Nevertheless, Allison endured, but doctors shared some devastating news with her. Allison’s condition would prevent her from going away to college. Disappointed, Allison nevertheless soldiered on, enrolling at Kent State Ashtabula and taking classes two days a week, close to home. She was already on the National Kidney Registry, beginning the often-lengthy wait for a living or deceased donor.
Late one night, Allison didn’t feel well. She went into her bathroom and suddenly began vomiting blood. “It looked like a murder scene in there,” she recalls. “Blood was everywhere.”
Weakened by the blood loss, she collapsed to the floor. Barely conscious, she knocked repeatedly against the bottom of the bathroom door, until her dog began barking. That awakened her mother, Paula Kister, who called 911. Within an hour, Allison was flown by helicopter transport to Cleveland Clinic, where she spent three days in intensive care.
“I went into it with the mindset that I’d get a kidney when I was supposed to get a kidney. I knew the wait could be long,” recalls Allison.
Jacob, who was majoring in finance at Kent State’s main campus 90 minutes from home, transferred to Kent State Ashtabula for a semester, before graduating from Penn State. That’s when he reconnected with Allison, learned more about her condition, and unbeknownst to her, began the donor testing process.
“I could tell how much (her condition) was affecting her life. And how she felt left out of the normal college experience,” he states. “I didn’t know much about kidney donation, but I think life is all about trying to love and to give to others. That was my goal – to change Allison’s life.”
Jacob and Allison, at Cleveland Clinic, in February 2020. February 13, 2021, marks their 1-year transplant anniversary. (Courtesy: Allison Rees)
For nearly a year, Jacob underwent the detailed living donor testing process at Cleveland Clinic to determine if he was a match.

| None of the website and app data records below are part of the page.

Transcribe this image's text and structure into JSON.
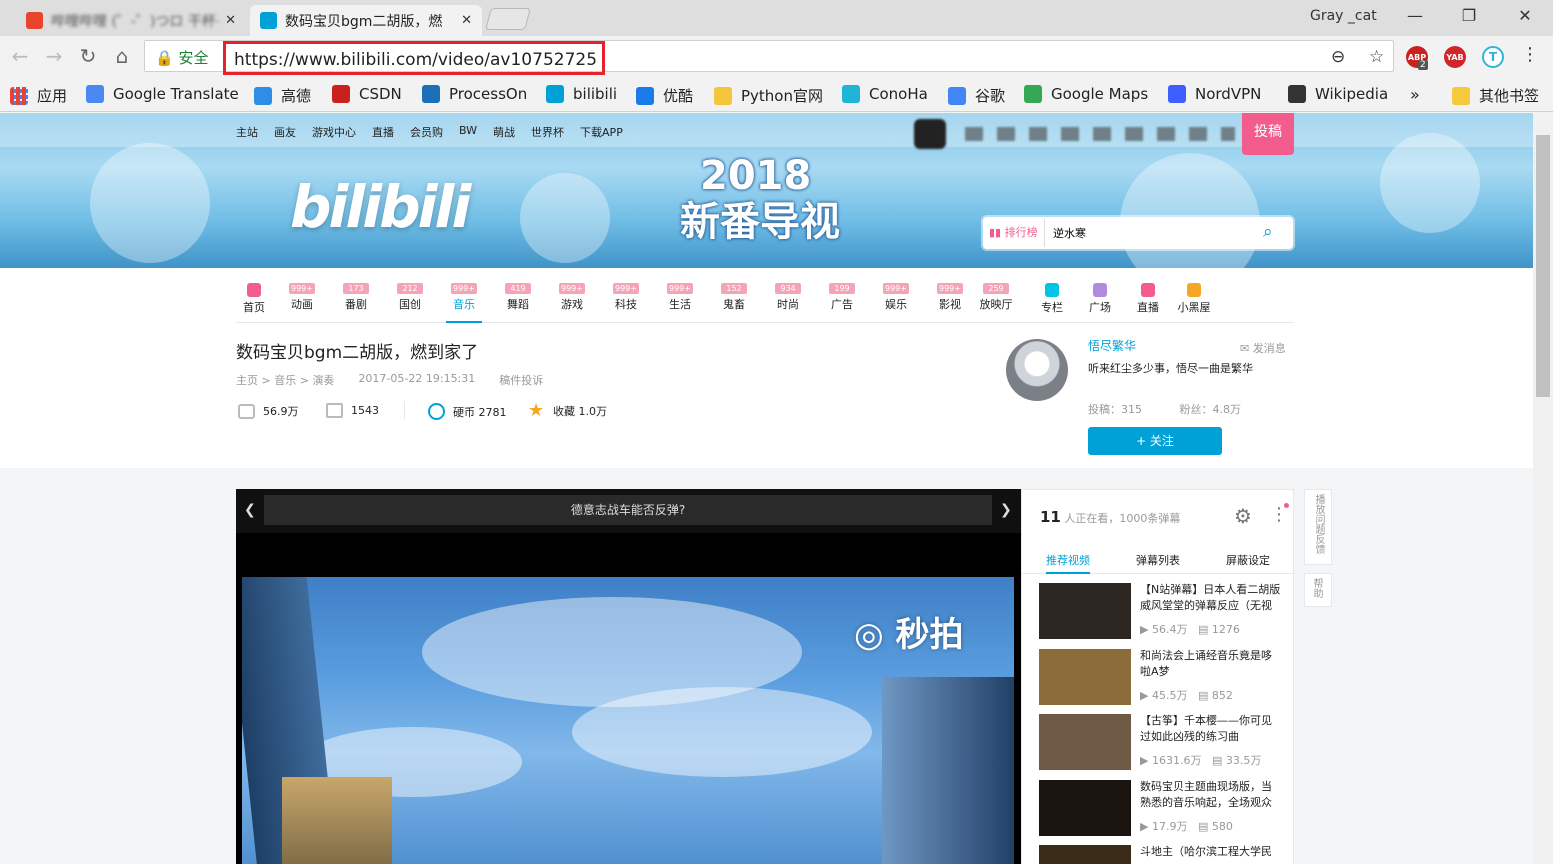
{
  "browser": {
    "tabs": [
      {
        "title": "哔哩哔哩 (゜-゜)つロ 干杯~-bilibili",
        "active": false
      },
      {
        "title": "数码宝贝bgm二胡版，燃",
        "active": true
      }
    ],
    "user": "Gray _cat",
    "secure_label": "安全",
    "url": "https://www.bilibili.com/video/av10752725",
    "abp_count": "2",
    "ext_yab": "YAB",
    "ext_abp": "ABP"
  },
  "bookmarks": {
    "apps_label": "应用",
    "items": [
      {
        "label": "Google Translate",
        "color": "#4a89f3"
      },
      {
        "label": "高德",
        "color": "#2e8de5"
      },
      {
        "label": "CSDN",
        "color": "#c9211e"
      },
      {
        "label": "ProcessOn",
        "color": "#1d6fb8"
      },
      {
        "label": "bilibili",
        "color": "#00a1d6"
      },
      {
        "label": "优酷",
        "color": "#1b7be8"
      },
      {
        "label": "Python官网",
        "color": "#f4c43a"
      },
      {
        "label": "ConoHa",
        "color": "#1fb5d8"
      },
      {
        "label": "谷歌",
        "color": "#4285f4"
      },
      {
        "label": "Google Maps",
        "color": "#34a853"
      },
      {
        "label": "NordVPN",
        "color": "#3e5fff"
      },
      {
        "label": "Wikipedia",
        "color": "#333333"
      }
    ],
    "more": "»",
    "other": "其他书签"
  },
  "site": {
    "top_links": [
      "主站",
      "画友",
      "游戏中心",
      "直播",
      "会员购",
      "BW",
      "萌战",
      "世界杯",
      "下载APP"
    ],
    "upload_label": "投稿",
    "banner_title_line1": "2018",
    "banner_title_line2": "新番导视",
    "logo_text": "bilibili",
    "rank_label": "排行榜",
    "search_value": "逆水寒",
    "nav": [
      {
        "label": "首页",
        "badge": "",
        "icon_color": "#f25d8e"
      },
      {
        "label": "动画",
        "badge": "999+"
      },
      {
        "label": "番剧",
        "badge": "173"
      },
      {
        "label": "国创",
        "badge": "212"
      },
      {
        "label": "音乐",
        "badge": "999+",
        "active": true
      },
      {
        "label": "舞蹈",
        "badge": "419"
      },
      {
        "label": "游戏",
        "badge": "999+"
      },
      {
        "label": "科技",
        "badge": "999+"
      },
      {
        "label": "生活",
        "badge": "999+"
      },
      {
        "label": "鬼畜",
        "badge": "152"
      },
      {
        "label": "时尚",
        "badge": "934"
      },
      {
        "label": "广告",
        "badge": "199"
      },
      {
        "label": "娱乐",
        "badge": "999+"
      },
      {
        "label": "影视",
        "badge": "999+"
      },
      {
        "label": "放映厅",
        "badge": "259"
      },
      {
        "label": "专栏",
        "badge": "",
        "icon_color": "#00c4e6"
      },
      {
        "label": "广场",
        "badge": "",
        "icon_color": "#b18bdb"
      },
      {
        "label": "直播",
        "badge": "",
        "icon_color": "#f25d8e"
      },
      {
        "label": "小黑屋",
        "badge": "",
        "icon_color": "#f5a623"
      }
    ]
  },
  "video": {
    "title": "数码宝贝bgm二胡版，燃到家了",
    "crumbs": [
      "主页",
      ">",
      "音乐",
      ">",
      "演奏"
    ],
    "date": "2017-05-22 19:15:31",
    "report": "稿件投诉",
    "plays": "56.9万",
    "danmaku": "1543",
    "coins": "硬币 2781",
    "favorites": "收藏 1.0万"
  },
  "uploader": {
    "name": "悟尽繁华",
    "message_label": "发消息",
    "signature": "听来红尘多少事，悟尽一曲是繁华",
    "posts": "投稿：315",
    "fans": "粉丝：4.8万",
    "follow_label": "+ 关注"
  },
  "player": {
    "message": "德意志战车能否反弹?",
    "watermark": "秒拍"
  },
  "side": {
    "viewers_count": "11",
    "viewers_text": "人正在看，1000条弹幕",
    "tabs": [
      "推荐视频",
      "弹幕列表",
      "屏蔽设定"
    ],
    "recommendations": [
      {
        "title": "【N站弹幕】日本人看二胡版威风堂堂的弹幕反应（无视",
        "plays": "56.4万",
        "danmaku": "1276",
        "thumb": "#2b2621"
      },
      {
        "title": "和尚法会上诵经音乐竟是哆啦A梦",
        "plays": "45.5万",
        "danmaku": "852",
        "thumb": "#8a6d3b"
      },
      {
        "title": "【古筝】千本樱——你可见过如此凶残的练习曲",
        "plays": "1631.6万",
        "danmaku": "33.5万",
        "thumb": "#6f5a46"
      },
      {
        "title": "数码宝贝主题曲现场版，当熟悉的音乐响起，全场观众",
        "plays": "17.9万",
        "danmaku": "580",
        "thumb": "#1a1410"
      },
      {
        "title": "斗地主（哈尔滨工程大学民",
        "plays": "",
        "danmaku": "",
        "thumb": "#3a2a18"
      }
    ]
  },
  "floating": {
    "feedback": "播放问题反馈",
    "help": "帮助"
  }
}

In addition to several medical tests, potential donors typically meet with a social worker, independent living donor advocate and a bioethics professional to ensure they are physically and mentally able to donate a kidney.
“I wasn’t worried about Jacob,” says Dr. Wee. “He was determined and very mature in his thinking. He knew what he was getting into.” Dr. Wee removed Jacob’s kidney by performing a laparoscopic donor nephrectomy, which requires just three small non-muscle-cutting incisions rather than one large incision in the abdomen. Meanwhile, David Goldfarb, MD, transplanted the harvested kidney into Allison.

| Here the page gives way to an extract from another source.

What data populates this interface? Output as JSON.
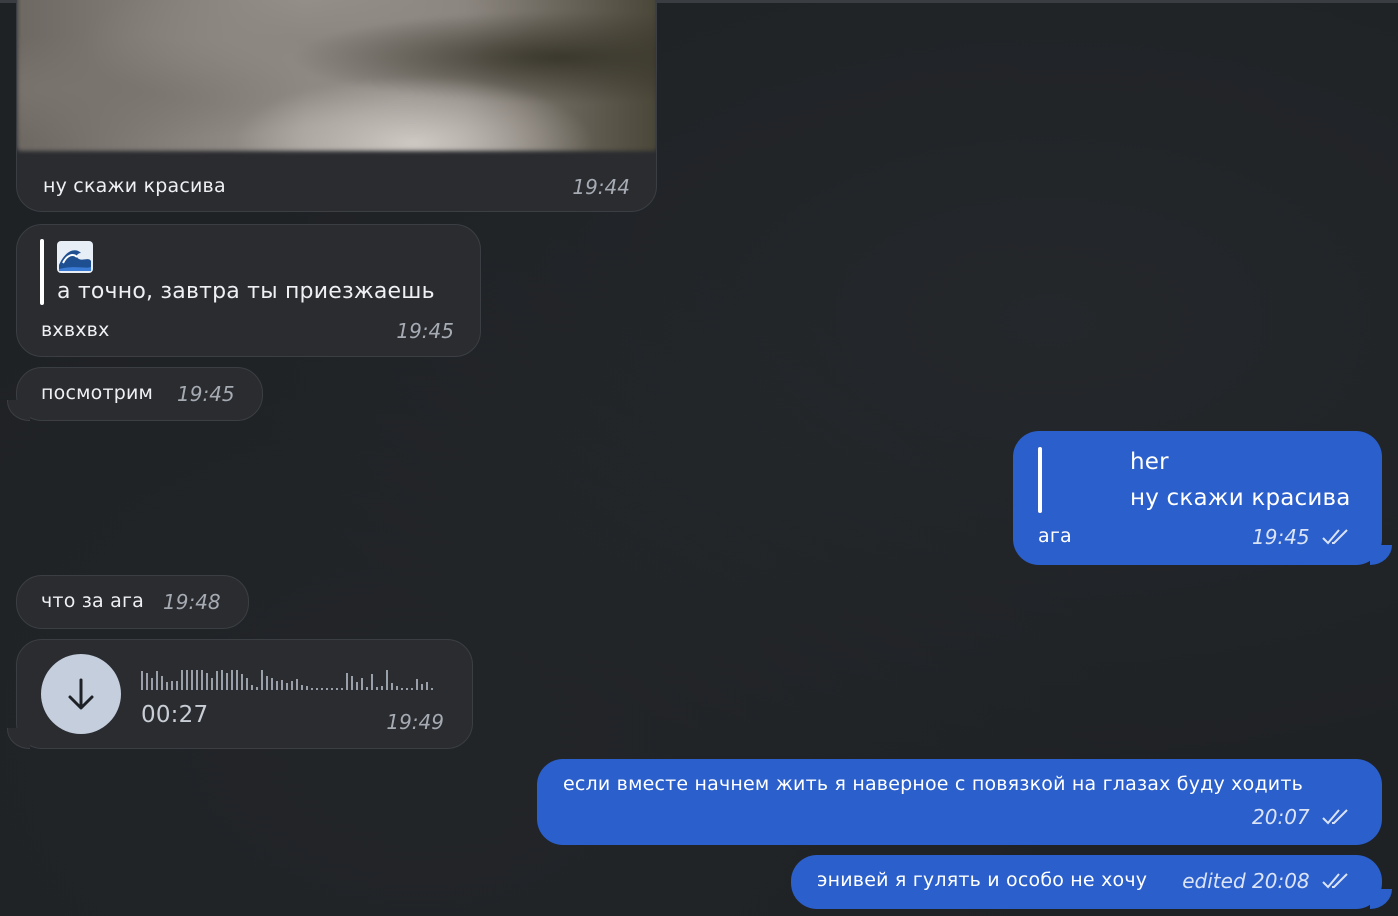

Three weeks after revealing his “gift,” Jacob and Allison underwent their surgeries. Jacob, an employee benefits consultant, was back at work in a couple of weeks. Soon after, the former high school basketball, baseball and golf player began running, logging 100 miles in the month of May alone.
Allison’s recovery took a bit longer as expected, but she’s now attending Kent State Ashtabula full-time and expects to graduate soon with a degree in English and communications.
Restricted from seeing one another by the continuing COVID-19 pandemic, the friends nonetheless plan to hold a belated 2020 Christmas gift exchange in the near future.
“Jacob joked and said, ‘We’re not going to do presents again, are we?’” Allison says with a laugh. Nearby, on her bookshelf, sits a reminder of last year’s gift – the kidney-shaped stuffed animal.
Glickman Urological & Kidney Institute